There's nothing like a press release to spark a debate. But how is that great warhorse of communications being used in 2017?
by Dan Slee
A few weeks ago I blogged about press releases and asked people to educate themselves as to how effective they now are.
In a digital landscape, the 300-word missive in crisp journalese is now one arrow in a stuffed quiver, was the thrust of the piece. Often, it is demanded. But I’m convinced that your job as a comms person is to see how effective they are.
The response? Marked. Indignant people spoke in its defence. It remains the cornerstone, they said. Others, saw that other tools were often more effective and it was no longer the ‘go to.’ The Model T Ford of the comms armoury.

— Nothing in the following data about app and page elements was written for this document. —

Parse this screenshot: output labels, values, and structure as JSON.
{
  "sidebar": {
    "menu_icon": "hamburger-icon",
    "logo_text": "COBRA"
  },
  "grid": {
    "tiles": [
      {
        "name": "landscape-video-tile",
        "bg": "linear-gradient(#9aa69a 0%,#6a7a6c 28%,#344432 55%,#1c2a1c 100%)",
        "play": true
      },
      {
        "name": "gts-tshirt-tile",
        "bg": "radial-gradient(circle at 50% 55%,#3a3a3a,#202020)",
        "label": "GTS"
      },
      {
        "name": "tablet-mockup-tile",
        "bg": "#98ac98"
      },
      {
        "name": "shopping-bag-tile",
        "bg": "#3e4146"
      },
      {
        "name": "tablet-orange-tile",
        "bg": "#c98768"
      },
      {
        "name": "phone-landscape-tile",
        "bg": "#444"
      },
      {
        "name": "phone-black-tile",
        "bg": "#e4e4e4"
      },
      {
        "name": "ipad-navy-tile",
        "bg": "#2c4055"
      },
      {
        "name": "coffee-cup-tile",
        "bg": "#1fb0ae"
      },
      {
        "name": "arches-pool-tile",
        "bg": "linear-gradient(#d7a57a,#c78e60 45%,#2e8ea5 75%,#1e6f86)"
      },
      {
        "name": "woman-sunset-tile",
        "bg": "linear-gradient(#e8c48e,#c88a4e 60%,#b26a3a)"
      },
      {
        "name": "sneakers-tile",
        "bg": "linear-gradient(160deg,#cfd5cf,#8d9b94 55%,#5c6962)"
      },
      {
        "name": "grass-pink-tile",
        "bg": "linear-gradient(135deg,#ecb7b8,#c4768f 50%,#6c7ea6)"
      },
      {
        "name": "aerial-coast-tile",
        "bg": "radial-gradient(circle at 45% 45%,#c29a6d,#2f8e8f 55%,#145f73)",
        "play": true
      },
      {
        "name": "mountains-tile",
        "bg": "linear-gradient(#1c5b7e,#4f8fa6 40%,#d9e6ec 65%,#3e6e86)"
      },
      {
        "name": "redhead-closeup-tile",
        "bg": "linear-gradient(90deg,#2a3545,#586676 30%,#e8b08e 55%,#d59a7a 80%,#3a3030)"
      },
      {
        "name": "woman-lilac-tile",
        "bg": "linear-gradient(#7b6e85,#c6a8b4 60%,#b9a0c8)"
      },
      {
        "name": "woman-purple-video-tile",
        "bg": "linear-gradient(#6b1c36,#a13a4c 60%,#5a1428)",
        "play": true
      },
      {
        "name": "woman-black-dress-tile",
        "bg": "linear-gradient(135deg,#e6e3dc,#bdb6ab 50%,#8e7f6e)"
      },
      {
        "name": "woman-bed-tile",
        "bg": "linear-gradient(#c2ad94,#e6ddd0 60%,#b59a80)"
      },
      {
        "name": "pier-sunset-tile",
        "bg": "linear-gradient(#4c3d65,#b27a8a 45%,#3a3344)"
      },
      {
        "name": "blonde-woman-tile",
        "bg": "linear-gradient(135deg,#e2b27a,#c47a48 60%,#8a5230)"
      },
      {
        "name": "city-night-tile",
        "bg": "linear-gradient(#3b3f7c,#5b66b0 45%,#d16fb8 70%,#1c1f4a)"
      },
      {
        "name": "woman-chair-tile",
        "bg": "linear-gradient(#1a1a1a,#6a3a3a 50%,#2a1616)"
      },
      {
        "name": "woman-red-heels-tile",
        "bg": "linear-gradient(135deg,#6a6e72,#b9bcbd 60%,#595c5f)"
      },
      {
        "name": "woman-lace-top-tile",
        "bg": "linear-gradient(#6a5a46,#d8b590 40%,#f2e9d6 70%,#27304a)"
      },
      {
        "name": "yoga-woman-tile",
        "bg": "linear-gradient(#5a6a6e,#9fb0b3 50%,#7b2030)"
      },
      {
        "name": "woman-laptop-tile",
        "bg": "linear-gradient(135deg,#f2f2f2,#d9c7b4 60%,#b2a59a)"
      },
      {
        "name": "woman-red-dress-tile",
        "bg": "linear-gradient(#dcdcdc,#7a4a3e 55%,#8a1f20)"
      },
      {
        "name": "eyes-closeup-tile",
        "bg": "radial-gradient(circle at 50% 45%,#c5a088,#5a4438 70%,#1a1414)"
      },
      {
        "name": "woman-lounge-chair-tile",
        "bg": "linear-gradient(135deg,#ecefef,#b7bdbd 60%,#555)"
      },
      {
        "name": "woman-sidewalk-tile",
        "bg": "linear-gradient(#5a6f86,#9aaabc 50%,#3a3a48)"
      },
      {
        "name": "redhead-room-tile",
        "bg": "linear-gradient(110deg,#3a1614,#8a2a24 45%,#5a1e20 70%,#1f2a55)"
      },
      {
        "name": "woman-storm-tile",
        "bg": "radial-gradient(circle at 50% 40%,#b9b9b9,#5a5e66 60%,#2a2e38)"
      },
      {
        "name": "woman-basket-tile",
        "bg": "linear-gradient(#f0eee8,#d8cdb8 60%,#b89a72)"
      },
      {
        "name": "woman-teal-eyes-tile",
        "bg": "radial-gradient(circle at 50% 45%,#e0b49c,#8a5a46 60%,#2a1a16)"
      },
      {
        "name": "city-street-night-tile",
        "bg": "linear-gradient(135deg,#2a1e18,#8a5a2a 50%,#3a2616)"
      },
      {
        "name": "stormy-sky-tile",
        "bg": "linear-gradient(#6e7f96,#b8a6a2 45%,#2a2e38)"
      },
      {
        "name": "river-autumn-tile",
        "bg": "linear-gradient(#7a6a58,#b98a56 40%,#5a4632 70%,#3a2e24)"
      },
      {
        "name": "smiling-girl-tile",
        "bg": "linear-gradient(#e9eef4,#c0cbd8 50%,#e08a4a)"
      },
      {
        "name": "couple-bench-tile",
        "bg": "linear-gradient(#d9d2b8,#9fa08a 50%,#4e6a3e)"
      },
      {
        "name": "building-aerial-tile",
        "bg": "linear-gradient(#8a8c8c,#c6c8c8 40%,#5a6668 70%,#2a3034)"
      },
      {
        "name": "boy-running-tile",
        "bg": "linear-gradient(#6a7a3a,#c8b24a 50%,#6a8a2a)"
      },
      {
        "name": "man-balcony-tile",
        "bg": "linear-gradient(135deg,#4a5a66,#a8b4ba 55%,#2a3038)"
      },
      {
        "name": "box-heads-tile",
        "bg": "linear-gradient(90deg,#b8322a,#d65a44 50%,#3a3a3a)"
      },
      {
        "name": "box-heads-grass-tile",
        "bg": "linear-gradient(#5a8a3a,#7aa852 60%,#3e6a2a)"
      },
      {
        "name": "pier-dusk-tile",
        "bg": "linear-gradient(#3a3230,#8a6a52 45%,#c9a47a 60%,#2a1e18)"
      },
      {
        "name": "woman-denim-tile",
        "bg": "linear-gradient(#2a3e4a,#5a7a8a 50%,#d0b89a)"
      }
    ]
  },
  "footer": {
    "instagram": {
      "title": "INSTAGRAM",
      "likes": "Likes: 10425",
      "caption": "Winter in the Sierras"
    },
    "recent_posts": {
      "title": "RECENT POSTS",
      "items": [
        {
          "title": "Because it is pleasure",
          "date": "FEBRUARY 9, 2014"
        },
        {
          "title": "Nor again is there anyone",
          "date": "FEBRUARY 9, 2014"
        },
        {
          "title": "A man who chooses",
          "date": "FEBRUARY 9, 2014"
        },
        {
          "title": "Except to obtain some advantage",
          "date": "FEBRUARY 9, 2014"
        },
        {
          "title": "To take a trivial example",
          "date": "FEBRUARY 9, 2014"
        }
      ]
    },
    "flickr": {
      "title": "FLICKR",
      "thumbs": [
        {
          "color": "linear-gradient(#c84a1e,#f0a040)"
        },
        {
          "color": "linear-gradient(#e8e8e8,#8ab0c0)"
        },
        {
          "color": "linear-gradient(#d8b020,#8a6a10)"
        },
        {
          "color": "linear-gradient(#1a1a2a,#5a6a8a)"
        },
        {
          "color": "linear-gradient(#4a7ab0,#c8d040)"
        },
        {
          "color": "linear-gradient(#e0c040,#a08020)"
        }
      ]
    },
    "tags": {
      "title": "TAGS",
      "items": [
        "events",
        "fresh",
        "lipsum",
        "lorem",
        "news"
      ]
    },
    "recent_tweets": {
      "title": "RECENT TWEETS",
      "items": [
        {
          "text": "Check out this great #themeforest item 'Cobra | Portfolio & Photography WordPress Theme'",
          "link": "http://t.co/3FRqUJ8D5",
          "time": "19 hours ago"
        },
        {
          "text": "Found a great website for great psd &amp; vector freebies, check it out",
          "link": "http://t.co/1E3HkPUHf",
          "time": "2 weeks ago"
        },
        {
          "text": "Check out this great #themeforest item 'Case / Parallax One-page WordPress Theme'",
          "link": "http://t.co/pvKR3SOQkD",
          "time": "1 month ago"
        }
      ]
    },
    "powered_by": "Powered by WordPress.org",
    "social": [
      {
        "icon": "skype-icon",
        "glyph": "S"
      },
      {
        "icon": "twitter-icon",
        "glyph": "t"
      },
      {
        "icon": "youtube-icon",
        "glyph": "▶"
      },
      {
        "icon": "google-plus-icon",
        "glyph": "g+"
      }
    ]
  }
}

But in 2017, how are people using it? A quick un-scientific surveymonkey showed that people were keen to have a say… almost 250 took part.
Press releases remain… for the significant things
It’s clear that for the big set-piece announcements a press release is still part of the furniture. The survey said that 97 per cent issued such a text for something significant. In itself, that’s significant.
But press releases are phasing out for the less significant
Asked whether they are being used more, less or the same, the answers showed a clear path.
Half – 52 per cent - are using press releases in the same number but 44 per cent are using them less and a trend-bucking four per cent are using more of them.
They remain part of the comms mix
Almost averyone thinks that they should remain as one the parts of the comms mix with 95 per cent agreeing and three per cent disagreeing.
I don’t disagree with that. It is no longer the only show in town. As ever, the right channel in the right place for the right audience.
That’s where we are, how are people consuming the media?
Of course, a snapshot of where PR people are is only part of the picture. Where are people? Research from Ofcom shows that people spend around eight hours a day consuming the media. How much time is spent consuming newspapers print and web? Fifteen minutes.
I’ve blogged that newspapers – or should I say media organisations – have a future. But the 15 minutes figure is striking.
Dan Slee is co-founder of comms2point0.